Ferociously funny . . . rings all too painfully true — Daily Mail
An acutely observed family drama . . . darkly humorous — Sunday Mirror
An uncomfortable but brilliantly acute reading of grief, self-interest and the persistence of old wounds — Financial Times
A savage family saga with lots to say about England today — Metro
Blackly comic . . . crisply plotted and filled with pleasurably sharp observations — Guardian
Dysfunctional family drama at its most satisfying: think Death at a Funeral meets Anne Enright's The Green Road with a dash of David Nicholls' dry wit — Bustle
In this stylish second novel, erotic love trumps the maternal kind - but was it worth it?... blackly comic... crisply plotted and filled with pleasurably sharp observations — Susanna Rustin, Guardian

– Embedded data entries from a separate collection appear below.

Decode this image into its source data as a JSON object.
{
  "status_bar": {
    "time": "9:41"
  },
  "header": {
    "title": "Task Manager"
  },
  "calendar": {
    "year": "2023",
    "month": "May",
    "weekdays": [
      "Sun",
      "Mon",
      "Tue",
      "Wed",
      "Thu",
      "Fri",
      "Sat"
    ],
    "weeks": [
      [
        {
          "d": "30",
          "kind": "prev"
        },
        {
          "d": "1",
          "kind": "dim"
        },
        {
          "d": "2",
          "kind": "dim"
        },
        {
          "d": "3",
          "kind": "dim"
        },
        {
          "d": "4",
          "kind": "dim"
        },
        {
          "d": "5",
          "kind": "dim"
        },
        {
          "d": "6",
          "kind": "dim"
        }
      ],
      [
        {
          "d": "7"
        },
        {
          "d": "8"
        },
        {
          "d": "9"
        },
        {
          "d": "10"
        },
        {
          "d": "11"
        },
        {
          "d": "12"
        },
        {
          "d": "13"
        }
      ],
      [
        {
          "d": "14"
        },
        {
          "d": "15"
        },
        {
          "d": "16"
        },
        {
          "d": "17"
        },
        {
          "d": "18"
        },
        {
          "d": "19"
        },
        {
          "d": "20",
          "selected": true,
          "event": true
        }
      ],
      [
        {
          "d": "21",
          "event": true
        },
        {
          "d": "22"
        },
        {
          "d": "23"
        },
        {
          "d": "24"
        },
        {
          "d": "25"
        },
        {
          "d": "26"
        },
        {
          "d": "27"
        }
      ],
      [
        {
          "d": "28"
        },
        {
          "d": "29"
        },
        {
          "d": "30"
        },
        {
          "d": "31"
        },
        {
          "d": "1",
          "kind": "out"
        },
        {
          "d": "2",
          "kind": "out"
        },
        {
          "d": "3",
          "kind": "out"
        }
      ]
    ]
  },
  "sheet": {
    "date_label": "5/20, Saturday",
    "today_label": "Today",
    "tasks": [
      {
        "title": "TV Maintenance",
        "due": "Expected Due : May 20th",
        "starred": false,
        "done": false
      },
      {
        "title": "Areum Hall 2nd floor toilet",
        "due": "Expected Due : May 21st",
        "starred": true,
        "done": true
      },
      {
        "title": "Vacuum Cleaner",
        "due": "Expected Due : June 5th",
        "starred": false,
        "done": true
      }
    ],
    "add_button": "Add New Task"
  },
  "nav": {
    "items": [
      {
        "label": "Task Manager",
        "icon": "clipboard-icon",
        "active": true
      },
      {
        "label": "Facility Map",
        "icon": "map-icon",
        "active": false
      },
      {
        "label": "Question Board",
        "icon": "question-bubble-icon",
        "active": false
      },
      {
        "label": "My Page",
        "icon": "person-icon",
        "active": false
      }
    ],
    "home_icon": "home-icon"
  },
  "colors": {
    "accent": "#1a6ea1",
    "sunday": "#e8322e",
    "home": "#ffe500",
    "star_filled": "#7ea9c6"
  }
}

Brims over with trenchant observation, emotional truth and bitter wit — Mail on Sunday
a darkly funny exploration of family — Elle
A sharp tale — Good Housekeeping